In a post-game interview during the regular season, Meteos discussed his preference for an upgraded yellow trinket over buying a Sightstone. That preference (which he didn’t hold to during the later parts of the season) doesn’t seem to have hurt his vision numbers too badly: he was still slightly above average in wards placed and ward clears.

Xmithie placed slightly above average numbers of wards, but his ward clearing was highest among starters, at 0.37 per minute. His heavy focus on ward clearing may have contributed to his lower damage totals.

Full Stats Table

Click the image below for a giant table of Jungler statistics from the entire NA LCS 2015 Spring split. If you’re interested in sortable, scrollable tables, head to the Statistics section of Oracle’s Elixir and enter “Jungle” into the Search bar of the Player Statistics tables.

Click the image for a full-size, readable view.

A few other interesting findings from these statistics:

  • Santorin’s KDA was a ridiculously high 8.0 this split.
  • Team Coast may have flopped hard, but it wasn’t because of Impaler’s lack of effort: Impaler was in on 80% of his team’s kills! Helios and Meteos weren’t far behind, both with 76% kill participation.
  • As highlighted elsewhere, Meteos took, on average, a whopping 38.7% of all jungle CS across the entire map.
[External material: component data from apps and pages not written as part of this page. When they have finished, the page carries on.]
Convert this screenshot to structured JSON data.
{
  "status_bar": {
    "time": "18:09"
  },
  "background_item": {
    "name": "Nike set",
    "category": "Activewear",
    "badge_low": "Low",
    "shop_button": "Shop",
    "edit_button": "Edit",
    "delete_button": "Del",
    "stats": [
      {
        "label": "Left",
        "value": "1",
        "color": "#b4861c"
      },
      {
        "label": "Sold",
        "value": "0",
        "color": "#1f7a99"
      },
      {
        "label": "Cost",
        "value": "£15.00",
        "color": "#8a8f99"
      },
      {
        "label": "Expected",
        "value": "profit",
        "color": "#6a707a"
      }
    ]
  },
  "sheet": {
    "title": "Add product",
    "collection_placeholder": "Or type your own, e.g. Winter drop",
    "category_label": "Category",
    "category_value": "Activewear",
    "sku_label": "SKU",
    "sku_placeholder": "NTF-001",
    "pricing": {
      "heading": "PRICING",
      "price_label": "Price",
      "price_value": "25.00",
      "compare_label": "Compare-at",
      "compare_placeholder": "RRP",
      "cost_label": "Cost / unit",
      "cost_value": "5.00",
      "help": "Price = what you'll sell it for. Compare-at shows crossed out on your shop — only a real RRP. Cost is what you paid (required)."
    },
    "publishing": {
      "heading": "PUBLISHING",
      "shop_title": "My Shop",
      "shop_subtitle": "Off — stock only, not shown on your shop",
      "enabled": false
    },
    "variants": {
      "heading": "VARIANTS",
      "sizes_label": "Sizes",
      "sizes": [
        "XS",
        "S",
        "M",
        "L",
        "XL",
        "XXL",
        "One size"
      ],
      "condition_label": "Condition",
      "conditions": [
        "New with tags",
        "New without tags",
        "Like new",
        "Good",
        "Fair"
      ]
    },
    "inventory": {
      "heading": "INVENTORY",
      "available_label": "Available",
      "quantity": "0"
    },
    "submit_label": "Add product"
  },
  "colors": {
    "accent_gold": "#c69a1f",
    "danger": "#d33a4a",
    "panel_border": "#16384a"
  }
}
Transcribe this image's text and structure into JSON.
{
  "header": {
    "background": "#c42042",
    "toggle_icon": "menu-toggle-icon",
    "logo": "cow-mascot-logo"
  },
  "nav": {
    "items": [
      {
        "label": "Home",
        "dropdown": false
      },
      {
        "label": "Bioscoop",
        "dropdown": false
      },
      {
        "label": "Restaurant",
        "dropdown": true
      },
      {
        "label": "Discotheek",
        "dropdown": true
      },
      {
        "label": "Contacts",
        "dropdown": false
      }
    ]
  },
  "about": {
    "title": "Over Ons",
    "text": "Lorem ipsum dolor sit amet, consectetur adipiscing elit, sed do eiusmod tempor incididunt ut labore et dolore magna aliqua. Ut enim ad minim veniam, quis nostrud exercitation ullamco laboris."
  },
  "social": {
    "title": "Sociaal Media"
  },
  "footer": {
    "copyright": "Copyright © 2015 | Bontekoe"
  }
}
All your jungle are belong to Meteos.
  • Rush’s headlong, gank-heavy play style generated 10 First Blood participations in 31 games, but also led to him giving up First Blood 5 times, whether through counterganks or simply being caught out by a roam.

If you found these stats interesting or useful, leave a comment and let me know! There’s plenty to discuss here, so go ahead and share your interpretations and explanations.

You can find more NA LCS statistics for both players and teams in the Statistics section of Oracle’s Elixir.

Statistics and Interpretation: Tim “Mag1c” Sevenhuysen
Graphics: “Daniel “Exorant” Hume